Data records
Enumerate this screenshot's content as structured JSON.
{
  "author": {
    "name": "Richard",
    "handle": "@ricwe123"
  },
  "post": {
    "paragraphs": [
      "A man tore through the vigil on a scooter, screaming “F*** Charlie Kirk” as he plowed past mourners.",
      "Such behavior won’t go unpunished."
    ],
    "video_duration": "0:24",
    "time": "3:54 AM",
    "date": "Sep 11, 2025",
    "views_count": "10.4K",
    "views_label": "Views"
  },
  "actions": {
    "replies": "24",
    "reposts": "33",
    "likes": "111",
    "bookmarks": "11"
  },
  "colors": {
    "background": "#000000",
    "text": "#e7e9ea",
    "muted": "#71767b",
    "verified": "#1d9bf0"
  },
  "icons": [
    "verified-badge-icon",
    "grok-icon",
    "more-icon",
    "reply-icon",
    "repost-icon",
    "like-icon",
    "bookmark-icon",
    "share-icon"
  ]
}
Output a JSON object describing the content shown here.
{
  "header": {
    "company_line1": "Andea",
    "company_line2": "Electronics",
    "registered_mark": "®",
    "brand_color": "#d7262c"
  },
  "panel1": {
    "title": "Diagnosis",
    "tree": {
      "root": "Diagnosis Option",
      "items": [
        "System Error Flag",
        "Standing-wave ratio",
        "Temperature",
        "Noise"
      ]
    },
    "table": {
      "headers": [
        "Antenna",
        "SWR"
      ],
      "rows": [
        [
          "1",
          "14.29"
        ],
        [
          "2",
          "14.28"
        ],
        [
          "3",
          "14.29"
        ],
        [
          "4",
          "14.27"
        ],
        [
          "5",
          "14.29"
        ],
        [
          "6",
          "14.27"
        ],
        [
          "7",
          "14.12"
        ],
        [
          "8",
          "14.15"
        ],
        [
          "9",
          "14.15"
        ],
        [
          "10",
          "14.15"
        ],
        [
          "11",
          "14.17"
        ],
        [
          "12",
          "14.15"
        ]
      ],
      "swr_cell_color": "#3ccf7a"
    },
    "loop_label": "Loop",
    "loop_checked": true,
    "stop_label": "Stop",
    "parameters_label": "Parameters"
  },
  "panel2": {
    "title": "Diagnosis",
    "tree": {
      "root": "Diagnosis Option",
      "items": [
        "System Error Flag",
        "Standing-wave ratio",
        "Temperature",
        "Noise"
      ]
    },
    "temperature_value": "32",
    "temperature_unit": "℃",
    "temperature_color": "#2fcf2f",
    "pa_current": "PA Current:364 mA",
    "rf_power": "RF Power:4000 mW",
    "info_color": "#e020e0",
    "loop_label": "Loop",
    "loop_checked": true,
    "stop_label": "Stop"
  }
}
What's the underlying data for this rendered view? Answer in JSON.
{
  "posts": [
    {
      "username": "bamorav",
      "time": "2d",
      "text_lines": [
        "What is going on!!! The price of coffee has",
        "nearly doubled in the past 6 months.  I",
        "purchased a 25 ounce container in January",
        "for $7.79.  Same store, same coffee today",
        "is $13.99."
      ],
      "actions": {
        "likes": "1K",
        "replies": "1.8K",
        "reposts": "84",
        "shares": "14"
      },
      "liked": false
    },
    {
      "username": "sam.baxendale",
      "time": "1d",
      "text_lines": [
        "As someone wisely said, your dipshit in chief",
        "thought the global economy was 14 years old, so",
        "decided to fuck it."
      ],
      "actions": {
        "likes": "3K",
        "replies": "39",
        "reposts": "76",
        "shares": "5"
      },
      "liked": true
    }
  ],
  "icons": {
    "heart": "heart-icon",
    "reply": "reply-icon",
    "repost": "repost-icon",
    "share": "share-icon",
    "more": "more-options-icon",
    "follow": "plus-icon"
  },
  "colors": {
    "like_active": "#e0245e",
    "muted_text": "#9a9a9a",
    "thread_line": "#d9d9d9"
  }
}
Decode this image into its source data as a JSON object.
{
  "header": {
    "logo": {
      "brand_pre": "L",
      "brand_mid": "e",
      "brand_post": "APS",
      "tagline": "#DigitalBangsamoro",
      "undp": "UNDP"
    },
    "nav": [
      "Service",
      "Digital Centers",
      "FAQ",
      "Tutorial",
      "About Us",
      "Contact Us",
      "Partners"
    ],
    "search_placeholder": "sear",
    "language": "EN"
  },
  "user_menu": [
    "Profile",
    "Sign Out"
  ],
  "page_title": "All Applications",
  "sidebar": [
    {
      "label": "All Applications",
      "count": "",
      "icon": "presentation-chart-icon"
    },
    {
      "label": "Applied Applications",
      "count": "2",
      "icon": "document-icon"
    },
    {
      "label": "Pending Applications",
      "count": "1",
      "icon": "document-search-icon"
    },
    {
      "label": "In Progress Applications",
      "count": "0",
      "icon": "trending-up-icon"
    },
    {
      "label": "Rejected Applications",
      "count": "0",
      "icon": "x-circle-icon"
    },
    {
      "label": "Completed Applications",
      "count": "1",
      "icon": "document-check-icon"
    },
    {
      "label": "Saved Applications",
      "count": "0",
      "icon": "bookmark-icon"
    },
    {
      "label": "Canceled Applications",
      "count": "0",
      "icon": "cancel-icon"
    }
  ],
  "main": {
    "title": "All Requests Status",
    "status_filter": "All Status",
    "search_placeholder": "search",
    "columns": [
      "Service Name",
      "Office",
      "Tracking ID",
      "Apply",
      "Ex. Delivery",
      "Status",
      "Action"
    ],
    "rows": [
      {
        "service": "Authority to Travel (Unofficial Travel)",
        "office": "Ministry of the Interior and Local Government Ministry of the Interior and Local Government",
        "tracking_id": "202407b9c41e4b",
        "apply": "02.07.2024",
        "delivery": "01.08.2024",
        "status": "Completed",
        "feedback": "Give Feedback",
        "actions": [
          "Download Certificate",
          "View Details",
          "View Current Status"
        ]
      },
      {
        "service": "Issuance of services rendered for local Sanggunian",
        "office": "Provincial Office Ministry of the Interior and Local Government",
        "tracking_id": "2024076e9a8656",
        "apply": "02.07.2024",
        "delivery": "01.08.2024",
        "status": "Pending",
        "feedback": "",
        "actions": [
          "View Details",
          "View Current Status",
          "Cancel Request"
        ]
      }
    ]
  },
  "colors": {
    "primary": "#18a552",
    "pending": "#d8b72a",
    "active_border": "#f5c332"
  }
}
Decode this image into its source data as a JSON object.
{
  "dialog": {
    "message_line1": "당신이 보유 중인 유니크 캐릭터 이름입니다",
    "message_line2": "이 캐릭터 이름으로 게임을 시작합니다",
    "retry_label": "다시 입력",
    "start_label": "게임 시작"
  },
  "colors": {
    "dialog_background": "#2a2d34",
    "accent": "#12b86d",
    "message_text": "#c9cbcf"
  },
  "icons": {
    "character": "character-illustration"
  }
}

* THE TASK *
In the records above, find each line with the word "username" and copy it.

* TASK RESULT *
      "username": "bamorav",
      "username": "sam.baxendale",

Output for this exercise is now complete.